icon bookmark-bicon bookmarkicon cameraicon checkicon chevron downicon chevron lefticon chevron righticon chevron upicon closeicon v-compressicon downloadicon editicon v-expandicon fbicon fileicon filtericon flag ruicon full chevron downicon full chevron lefticon full chevron righticon full chevron upicon gpicon insicon mailicon moveicon-musicicon mutedicon nomutedicon okicon v-pauseicon v-playicon searchicon shareicon sign inicon sign upicon stepbackicon stepforicon swipe downicon tagicon tagsicon tgicon trashicon twicon vkicon yticon wticon fm

UN probe into Aleppo aid convoy attack fails to identify perpetrator

UN probe into Aleppo aid convoy attack fails to identify perpetrator
A recent UN probe into an attack on a UN-Syrian Arab Red Crescent aid convoy near Aleppo has failed to name the responsible parties. Experts concluded that the humanitarian delivery was destroyed by an “air attack.”

“The Board found that, while the incident was caused by an air attack, it was not possible to identify the perpetrator or perpetrators,” the report by the Board of Inquiry stated on Wednesday. 

For months, media and western government officials said the Syrian or Russian air forces had been responsible for striking and destroying 17 out of the caravan’s 31 trucks in Urm al-Kubra. At least 10 people were killed in that incident, and over 20 others injured. Humanitarian aid worth almost $650,000 was lost as a result of the attack.

Russia has always denied the allegations saying that intelligence data has not matched circulated rumors of Russian involvement. Damascus has also denied involvement.

While failing to directly name responsible parties, the UN team did, however, find that multiple types of munitions deployed from more than “one aircraft and aircraft type” struck the convoy.

“The munitions used included non-precision unitary bombs and/or smaller blast-incendiary air-to-ground weapons, which could have been missiles, rockets or sub-munition bomblets,” the board said.

According to the summary, both the international coalition forces led by Washington, as well as the Russian and Syrian air forces, had the capabilities to carry out such an attack.

Stating that Syria’s armed opposition groups did not have the capability to strike the convoy, the panel also noted that a US-led coalition strike was “highly unlikely” as “no party had alleged the involvement of International Coalition Forces aircraft.”

READ MORE: US coalition Predator drone spotted at time & place of Syria aid convoy attack – Russian military 

The panel alleged that the strike had “most likely” been carried out by pro-government forces.

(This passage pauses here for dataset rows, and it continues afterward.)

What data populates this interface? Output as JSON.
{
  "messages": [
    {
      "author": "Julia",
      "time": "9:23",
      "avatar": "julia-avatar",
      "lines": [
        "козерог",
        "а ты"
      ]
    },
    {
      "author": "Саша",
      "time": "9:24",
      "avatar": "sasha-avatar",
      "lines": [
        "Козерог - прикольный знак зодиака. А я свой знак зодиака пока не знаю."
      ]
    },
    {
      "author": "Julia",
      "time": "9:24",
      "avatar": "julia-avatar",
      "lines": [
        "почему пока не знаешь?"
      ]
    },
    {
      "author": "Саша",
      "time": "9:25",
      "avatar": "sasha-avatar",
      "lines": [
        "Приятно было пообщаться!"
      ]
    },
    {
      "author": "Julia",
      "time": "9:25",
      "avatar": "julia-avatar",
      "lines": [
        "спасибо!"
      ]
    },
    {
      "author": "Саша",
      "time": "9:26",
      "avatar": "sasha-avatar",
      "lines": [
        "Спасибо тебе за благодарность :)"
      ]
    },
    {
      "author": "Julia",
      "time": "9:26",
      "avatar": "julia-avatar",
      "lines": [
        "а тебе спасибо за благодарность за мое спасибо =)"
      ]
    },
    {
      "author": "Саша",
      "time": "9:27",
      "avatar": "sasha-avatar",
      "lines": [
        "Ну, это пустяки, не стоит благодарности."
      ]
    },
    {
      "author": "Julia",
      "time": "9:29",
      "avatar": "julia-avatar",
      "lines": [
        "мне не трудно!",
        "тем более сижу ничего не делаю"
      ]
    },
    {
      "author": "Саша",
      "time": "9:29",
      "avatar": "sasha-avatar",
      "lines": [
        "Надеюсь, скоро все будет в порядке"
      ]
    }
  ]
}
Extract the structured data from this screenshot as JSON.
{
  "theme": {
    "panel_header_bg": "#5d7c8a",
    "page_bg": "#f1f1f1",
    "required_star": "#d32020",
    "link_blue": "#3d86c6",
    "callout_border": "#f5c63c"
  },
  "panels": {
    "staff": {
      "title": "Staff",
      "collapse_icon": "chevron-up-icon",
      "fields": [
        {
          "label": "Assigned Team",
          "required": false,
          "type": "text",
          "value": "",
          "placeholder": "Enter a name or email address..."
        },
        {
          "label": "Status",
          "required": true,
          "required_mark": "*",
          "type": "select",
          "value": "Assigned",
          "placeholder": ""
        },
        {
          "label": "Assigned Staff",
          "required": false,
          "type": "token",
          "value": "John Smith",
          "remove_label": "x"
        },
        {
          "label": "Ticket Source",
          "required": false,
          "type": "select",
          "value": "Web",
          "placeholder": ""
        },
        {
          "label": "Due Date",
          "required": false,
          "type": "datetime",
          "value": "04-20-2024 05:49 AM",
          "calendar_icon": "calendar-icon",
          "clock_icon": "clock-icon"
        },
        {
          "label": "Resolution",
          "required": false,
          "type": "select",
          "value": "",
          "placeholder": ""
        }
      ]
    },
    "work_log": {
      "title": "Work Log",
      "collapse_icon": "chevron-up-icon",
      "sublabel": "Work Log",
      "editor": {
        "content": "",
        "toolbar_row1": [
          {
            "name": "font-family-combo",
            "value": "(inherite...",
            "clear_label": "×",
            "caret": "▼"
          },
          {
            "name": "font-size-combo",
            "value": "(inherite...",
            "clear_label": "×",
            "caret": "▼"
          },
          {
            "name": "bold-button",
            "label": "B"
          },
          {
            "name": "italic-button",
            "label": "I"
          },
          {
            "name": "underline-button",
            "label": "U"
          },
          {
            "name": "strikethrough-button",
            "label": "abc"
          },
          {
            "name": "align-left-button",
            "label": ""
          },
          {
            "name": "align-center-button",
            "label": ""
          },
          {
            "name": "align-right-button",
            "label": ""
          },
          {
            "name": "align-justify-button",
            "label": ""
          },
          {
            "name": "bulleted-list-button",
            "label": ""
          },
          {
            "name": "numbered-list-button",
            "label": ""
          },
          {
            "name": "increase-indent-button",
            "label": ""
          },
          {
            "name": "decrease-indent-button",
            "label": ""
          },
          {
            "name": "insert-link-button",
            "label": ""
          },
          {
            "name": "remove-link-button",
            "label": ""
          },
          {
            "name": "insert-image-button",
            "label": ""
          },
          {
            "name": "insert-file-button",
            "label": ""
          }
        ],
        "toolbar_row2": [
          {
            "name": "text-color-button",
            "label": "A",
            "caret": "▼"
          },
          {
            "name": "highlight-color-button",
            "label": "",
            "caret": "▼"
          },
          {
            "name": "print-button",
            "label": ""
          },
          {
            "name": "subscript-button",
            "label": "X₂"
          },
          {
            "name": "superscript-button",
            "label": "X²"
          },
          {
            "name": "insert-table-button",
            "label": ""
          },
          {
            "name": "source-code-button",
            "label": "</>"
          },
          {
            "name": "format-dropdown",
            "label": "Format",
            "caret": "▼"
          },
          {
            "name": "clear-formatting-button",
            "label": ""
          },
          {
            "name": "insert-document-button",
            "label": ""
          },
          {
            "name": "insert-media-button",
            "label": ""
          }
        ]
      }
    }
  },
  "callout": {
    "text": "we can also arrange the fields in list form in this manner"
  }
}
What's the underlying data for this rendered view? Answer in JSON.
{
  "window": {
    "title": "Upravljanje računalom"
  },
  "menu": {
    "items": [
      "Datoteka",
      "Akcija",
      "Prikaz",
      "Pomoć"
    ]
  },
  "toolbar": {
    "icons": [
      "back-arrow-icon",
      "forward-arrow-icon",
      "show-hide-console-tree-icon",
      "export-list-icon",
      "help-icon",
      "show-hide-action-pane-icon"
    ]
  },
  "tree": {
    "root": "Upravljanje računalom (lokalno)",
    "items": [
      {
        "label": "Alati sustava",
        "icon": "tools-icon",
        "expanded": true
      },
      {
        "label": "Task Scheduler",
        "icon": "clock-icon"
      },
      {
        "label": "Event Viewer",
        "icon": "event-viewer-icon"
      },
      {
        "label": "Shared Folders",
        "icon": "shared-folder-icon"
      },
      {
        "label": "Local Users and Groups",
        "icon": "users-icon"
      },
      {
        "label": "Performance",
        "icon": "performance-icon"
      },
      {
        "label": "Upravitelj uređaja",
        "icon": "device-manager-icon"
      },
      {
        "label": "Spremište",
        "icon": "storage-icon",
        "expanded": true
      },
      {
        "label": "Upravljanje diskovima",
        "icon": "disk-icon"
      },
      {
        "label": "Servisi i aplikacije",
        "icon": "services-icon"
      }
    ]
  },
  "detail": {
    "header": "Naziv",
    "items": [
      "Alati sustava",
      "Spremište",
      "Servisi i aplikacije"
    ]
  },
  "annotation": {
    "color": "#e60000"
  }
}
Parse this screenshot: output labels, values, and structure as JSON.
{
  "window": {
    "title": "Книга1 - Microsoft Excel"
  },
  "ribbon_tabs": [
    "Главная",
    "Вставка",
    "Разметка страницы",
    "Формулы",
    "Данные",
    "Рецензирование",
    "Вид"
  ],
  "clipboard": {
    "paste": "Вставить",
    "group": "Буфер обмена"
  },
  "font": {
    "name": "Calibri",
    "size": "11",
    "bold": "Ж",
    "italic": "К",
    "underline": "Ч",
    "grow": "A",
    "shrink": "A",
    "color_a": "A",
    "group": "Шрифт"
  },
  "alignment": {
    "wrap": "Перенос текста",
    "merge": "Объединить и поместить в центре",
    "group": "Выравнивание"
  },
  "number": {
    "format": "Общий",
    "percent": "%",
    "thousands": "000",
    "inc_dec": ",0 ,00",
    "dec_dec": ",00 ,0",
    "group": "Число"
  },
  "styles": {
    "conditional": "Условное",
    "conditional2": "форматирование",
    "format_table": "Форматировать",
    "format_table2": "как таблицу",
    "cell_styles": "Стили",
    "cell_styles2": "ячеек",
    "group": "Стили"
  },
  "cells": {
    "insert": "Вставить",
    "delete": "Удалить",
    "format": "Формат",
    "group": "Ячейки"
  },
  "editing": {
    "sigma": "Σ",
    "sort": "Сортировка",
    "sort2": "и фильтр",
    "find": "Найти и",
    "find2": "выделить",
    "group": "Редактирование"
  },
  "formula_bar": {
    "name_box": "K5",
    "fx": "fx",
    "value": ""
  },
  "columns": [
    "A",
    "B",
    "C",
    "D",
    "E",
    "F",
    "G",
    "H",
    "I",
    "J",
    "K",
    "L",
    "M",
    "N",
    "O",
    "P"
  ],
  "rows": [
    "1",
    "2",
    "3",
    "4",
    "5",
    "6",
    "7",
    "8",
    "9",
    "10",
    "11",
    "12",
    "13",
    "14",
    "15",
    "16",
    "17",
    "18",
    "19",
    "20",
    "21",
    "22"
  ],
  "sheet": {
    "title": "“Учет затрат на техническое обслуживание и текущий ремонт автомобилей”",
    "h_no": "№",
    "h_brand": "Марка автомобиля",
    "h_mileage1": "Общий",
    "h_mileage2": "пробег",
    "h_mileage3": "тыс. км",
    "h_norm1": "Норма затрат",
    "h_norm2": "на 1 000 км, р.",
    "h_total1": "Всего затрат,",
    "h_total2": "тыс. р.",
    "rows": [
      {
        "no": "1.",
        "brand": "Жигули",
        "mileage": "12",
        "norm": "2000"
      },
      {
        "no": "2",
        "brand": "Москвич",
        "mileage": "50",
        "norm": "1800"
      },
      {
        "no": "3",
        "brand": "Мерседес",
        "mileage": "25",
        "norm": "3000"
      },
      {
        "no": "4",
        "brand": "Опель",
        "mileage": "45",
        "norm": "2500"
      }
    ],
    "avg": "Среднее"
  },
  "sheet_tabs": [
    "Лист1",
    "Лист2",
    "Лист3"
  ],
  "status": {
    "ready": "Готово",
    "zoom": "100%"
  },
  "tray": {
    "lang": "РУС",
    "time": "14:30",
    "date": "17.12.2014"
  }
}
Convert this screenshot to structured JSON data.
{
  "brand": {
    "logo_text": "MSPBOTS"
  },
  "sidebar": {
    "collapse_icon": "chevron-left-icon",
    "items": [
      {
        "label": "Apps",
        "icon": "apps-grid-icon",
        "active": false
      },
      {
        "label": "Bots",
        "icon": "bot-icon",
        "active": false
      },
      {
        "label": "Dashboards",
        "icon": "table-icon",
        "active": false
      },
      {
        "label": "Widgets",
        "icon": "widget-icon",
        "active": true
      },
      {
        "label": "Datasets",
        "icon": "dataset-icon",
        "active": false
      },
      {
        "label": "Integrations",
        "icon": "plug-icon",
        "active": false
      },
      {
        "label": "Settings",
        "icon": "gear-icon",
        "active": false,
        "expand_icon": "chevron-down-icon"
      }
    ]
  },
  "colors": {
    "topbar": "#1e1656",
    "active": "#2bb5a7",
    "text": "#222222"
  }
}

Yet the summary of the UN report released by Secretary-General Ban Ki-moon found that the board “did not have evidence to conclude that the incident was a deliberate attack on a humanitarian target.”